Start of Block
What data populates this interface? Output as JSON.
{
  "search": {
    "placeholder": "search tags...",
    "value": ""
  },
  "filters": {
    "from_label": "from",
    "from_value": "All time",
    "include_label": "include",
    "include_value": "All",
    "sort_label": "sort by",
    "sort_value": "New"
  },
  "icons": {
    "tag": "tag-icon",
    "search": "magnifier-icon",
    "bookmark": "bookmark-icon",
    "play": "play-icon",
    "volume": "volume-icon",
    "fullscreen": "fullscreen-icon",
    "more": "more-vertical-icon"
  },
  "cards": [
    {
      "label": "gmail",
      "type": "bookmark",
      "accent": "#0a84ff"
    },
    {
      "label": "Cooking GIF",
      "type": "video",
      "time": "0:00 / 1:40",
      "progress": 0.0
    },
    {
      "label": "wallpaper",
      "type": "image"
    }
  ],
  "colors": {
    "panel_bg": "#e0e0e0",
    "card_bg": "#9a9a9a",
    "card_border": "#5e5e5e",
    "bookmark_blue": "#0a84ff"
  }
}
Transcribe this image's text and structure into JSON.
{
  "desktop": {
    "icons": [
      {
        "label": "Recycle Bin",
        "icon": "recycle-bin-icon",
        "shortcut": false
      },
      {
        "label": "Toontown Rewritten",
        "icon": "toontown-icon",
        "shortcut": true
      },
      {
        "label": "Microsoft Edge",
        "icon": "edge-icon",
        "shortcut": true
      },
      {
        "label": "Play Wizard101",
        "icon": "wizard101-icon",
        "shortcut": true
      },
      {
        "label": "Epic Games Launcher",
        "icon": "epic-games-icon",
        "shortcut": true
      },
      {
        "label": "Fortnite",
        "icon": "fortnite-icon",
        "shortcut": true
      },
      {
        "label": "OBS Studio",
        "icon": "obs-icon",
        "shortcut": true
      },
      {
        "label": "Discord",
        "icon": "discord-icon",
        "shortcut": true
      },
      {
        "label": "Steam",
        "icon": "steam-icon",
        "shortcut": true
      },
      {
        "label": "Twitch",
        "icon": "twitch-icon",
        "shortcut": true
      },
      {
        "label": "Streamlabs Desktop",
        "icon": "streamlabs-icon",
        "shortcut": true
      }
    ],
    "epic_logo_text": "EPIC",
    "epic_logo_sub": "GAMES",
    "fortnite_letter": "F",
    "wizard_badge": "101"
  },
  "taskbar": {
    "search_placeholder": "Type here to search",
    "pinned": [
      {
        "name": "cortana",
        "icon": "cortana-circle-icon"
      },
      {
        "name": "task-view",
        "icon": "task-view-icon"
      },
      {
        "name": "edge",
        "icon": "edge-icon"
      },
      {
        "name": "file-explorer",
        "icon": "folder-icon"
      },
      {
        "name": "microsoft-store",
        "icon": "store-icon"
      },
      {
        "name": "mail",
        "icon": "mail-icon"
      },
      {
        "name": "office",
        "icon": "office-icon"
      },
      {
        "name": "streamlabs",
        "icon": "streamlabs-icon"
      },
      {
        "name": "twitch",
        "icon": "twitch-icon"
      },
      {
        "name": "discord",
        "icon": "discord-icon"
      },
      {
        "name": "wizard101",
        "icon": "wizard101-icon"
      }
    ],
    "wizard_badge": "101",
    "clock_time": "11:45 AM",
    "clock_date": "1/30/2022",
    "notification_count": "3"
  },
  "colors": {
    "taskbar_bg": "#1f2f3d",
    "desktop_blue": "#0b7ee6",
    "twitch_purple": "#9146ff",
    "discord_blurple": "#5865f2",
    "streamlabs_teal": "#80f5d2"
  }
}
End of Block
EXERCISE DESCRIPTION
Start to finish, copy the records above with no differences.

RESPONSE FOR THIS EXERCISE
What data populates this interface? Output as JSON.
{
  "search": {
    "placeholder": "search tags...",
    "value": ""
  },
  "filters": {
    "from_label": "from",
    "from_value": "All time",
    "include_label": "include",
    "include_value": "All",
    "sort_label": "sort by",
    "sort_value": "New"
  },
  "icons": {
    "tag": "tag-icon",
    "search": "magnifier-icon",
    "bookmark": "bookmark-icon",
    "play": "play-icon",
    "volume": "volume-icon",
    "fullscreen": "fullscreen-icon",
    "more": "more-vertical-icon"
  },
  "cards": [
    {
      "label": "gmail",
      "type": "bookmark",
      "accent": "#0a84ff"
    },
    {
      "label": "Cooking GIF",
      "type": "video",
      "time": "0:00 / 1:40",
      "progress": 0.0
    },
    {
      "label": "wallpaper",
      "type": "image"
    }
  ],
  "colors": {
    "panel_bg": "#e0e0e0",
    "card_bg": "#9a9a9a",
    "card_border": "#5e5e5e",
    "bookmark_blue": "#0a84ff"
  }
}
Transcribe this image's text and structure into JSON.
{
  "desktop": {
    "icons": [
      {
        "label": "Recycle Bin",
        "icon": "recycle-bin-icon",
        "shortcut": false
      },
      {
        "label": "Toontown Rewritten",
        "icon": "toontown-icon",
        "shortcut": true
      },
      {
        "label": "Microsoft Edge",
        "icon": "edge-icon",
        "shortcut": true
      },
      {
        "label": "Play Wizard101",
        "icon": "wizard101-icon",
        "shortcut": true
      },
      {
        "label": "Epic Games Launcher",
        "icon": "epic-games-icon",
        "shortcut": true
      },
      {
        "label": "Fortnite",
        "icon": "fortnite-icon",
        "shortcut": true
      },
      {
        "label": "OBS Studio",
        "icon": "obs-icon",
        "shortcut": true
      },
      {
        "label": "Discord",
        "icon": "discord-icon",
        "shortcut": true
      },
      {
        "label": "Steam",
        "icon": "steam-icon",
        "shortcut": true
      },
      {
        "label": "Twitch",
        "icon": "twitch-icon",
        "shortcut": true
      },
      {
        "label": "Streamlabs Desktop",
        "icon": "streamlabs-icon",
        "shortcut": true
      }
    ],
    "epic_logo_text": "EPIC",
    "epic_logo_sub": "GAMES",
    "fortnite_letter": "F",
    "wizard_badge": "101"
  },
  "taskbar": {
    "search_placeholder": "Type here to search",
    "pinned": [
      {
        "name": "cortana",
        "icon": "cortana-circle-icon"
      },
      {
        "name": "task-view",
        "icon": "task-view-icon"
      },
      {
        "name": "edge",
        "icon": "edge-icon"
      },
      {
        "name": "file-explorer",
        "icon": "folder-icon"
      },
      {
        "name": "microsoft-store",
        "icon": "store-icon"
      },
      {
        "name": "mail",
        "icon": "mail-icon"
      },
      {
        "name": "office",
        "icon": "office-icon"
      },
      {
        "name": "streamlabs",
        "icon": "streamlabs-icon"
      },
      {
        "name": "twitch",
        "icon": "twitch-icon"
      },
      {
        "name": "discord",
        "icon": "discord-icon"
      },
      {
        "name": "wizard101",
        "icon": "wizard101-icon"
      }
    ],
    "wizard_badge": "101",
    "clock_time": "11:45 AM",
    "clock_date": "1/30/2022",
    "notification_count": "3"
  },
  "colors": {
    "taskbar_bg": "#1f2f3d",
    "desktop_blue": "#0b7ee6",
    "twitch_purple": "#9146ff",
    "discord_blurple": "#5865f2",
    "streamlabs_teal": "#80f5d2"
  }
}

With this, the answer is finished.